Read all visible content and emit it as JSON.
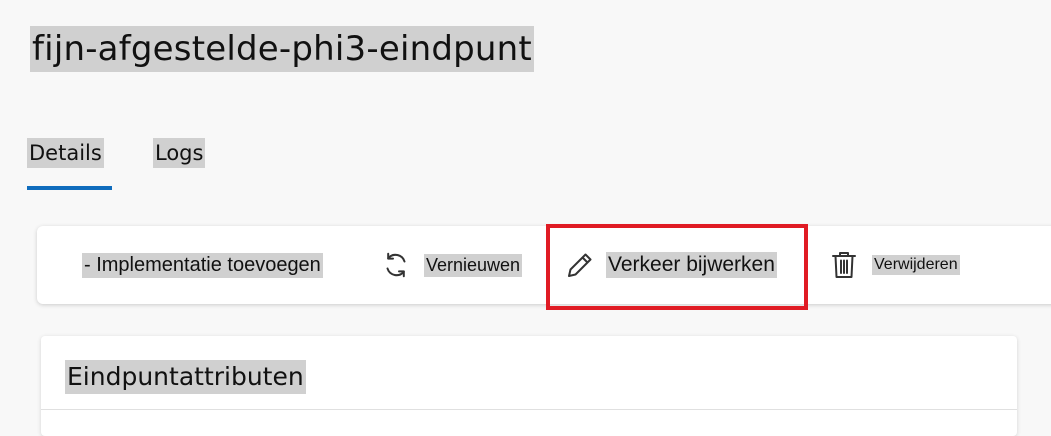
{
  "page": {
    "title": "fijn-afgestelde-phi3-eindpunt"
  },
  "tabs": [
    {
      "label": "Details",
      "selected": true
    },
    {
      "label": "Logs",
      "selected": false
    }
  ],
  "toolbar": {
    "add_label": "- Implementatie toevoegen",
    "refresh_label": "Vernieuwen",
    "update_traffic_label": "Verkeer bijwerken",
    "delete_label": "Verwijderen"
  },
  "card": {
    "title": "Eindpuntattributen"
  },
  "colors": {
    "accent": "#0f6cbd",
    "highlight_box": "#e01b24",
    "text_highlight": "#d0d0d0"
  },
  "icons": {
    "refresh": "refresh-icon",
    "edit": "pencil-icon",
    "delete": "trash-icon"
  }
}
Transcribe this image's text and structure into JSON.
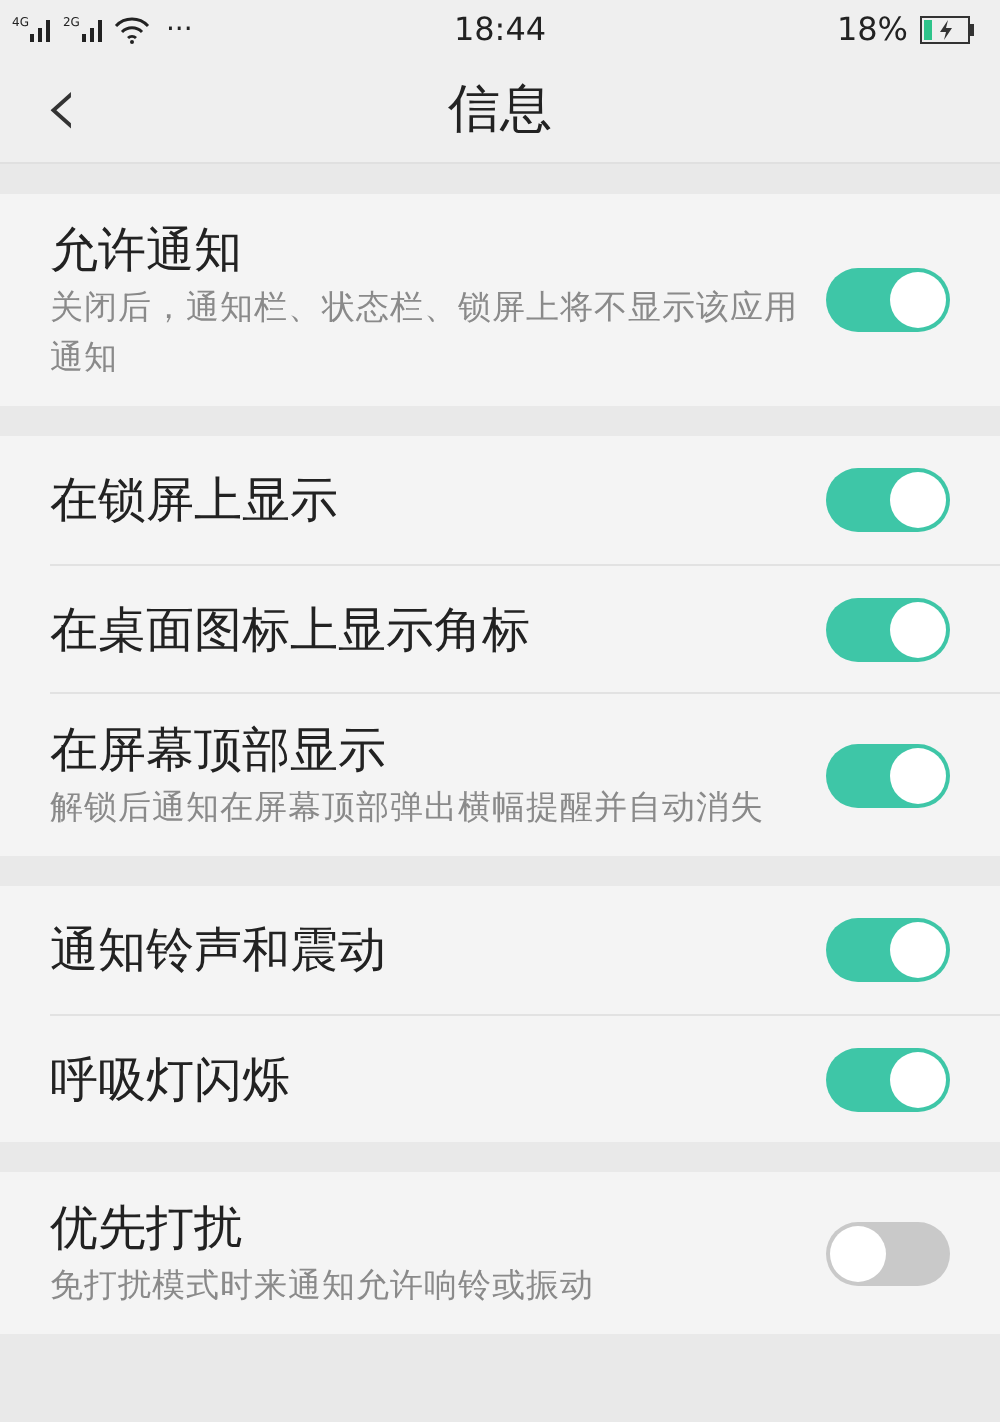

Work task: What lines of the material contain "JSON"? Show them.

Result of this task:
Read all visible content and emit it as JSON.
Transcribe this image's text and structure into JSON.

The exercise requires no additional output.